According to Hollywood news website Deadline, the film's cast, which already includes American actor Richard Gere and Israeli actor Lior Ashkenazi, has been joined by Steve Buscemi and Michael Sheen.
Buscemi, best known for his roles in "Reservoir Dogs" and "Fargo," has been one of stars of American independent cinema for the past 30 years. He has collaborated many times with the Coen brothers and Quentin Tarantino, and plays the lead role in crime drama television series "Boardwalk Empire."
Michael Sheen is a British character actor, who is best known for portraying broadcaster David Frost in "Frost/Nixon" and former British Prime Minister Tony Blair in "The Queen."
Anglo-French actress and singer Charlotte Gainsbourg also joined the "Oppenheimer" cast several weeks ago.
"All of us are absolutely thrilled to have this incredible cast bring Joseph’s brilliant script to life,” said the film's Israeli co-producer, Oren Moverman, who has become one of the most famous filmmakers in New York's independent cinema scene. "We are so excited to start shooting and to bring this remarkable film to a worldwide audience."
Moverman's co-producers are Gideon Tadmor, Miranda Bailey, Lawrence Inglee, David Mandil and Eyal Rimmon.
"Oppenheimer Strategies," an Israeli-American production, focuses on the relationship between Norman Oppenheimer (played by Gere), a Jew from New York, and Micha (played by Ashkenazi), a rising Israeli politician.
Joseph Cedar, 46, is one of Israel's most successful filmmakers.
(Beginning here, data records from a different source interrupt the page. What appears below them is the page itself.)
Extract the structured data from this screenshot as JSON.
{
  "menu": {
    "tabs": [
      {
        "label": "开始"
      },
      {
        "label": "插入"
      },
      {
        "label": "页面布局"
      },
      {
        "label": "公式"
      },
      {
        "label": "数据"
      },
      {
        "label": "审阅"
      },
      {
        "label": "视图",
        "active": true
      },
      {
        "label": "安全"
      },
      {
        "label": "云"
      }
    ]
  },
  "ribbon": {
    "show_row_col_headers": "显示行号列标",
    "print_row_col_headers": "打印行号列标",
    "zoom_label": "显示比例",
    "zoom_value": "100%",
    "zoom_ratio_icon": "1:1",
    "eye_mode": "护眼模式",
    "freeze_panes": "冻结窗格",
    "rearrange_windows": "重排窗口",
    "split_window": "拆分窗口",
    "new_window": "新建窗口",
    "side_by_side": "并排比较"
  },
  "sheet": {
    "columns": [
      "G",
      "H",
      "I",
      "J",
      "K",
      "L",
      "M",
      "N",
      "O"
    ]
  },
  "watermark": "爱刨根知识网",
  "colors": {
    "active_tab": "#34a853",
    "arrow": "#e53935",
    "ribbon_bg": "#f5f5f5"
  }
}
His debut film, "Time of Favor" ("HaHesder" in Hebrew) about a complex love triangle in the middle of a terrorist conflict in the West Bank, hit the screens in 2000. Four years later, he wrote and directed "Campfire" about a woman's battle for acceptance into a new settlement of religious Jews.
In 2007, he directed the Oscar-nominated "Beaufort" about an IDF unit stationed at the isolated mountaintop post in Southern Lebanon during the First Lebanon War. He co-wrote the screenplay together with Ron Leshem, based on Leshem's novel of the same name.
His last film, "Footnote," which was released in 2011, won the Best Screenplay Award at the 2011 Cannes Film Festival. The movie focuses on the troubled relationship between a father and son who teach Talmud at the Hebrew University of Jerusalem.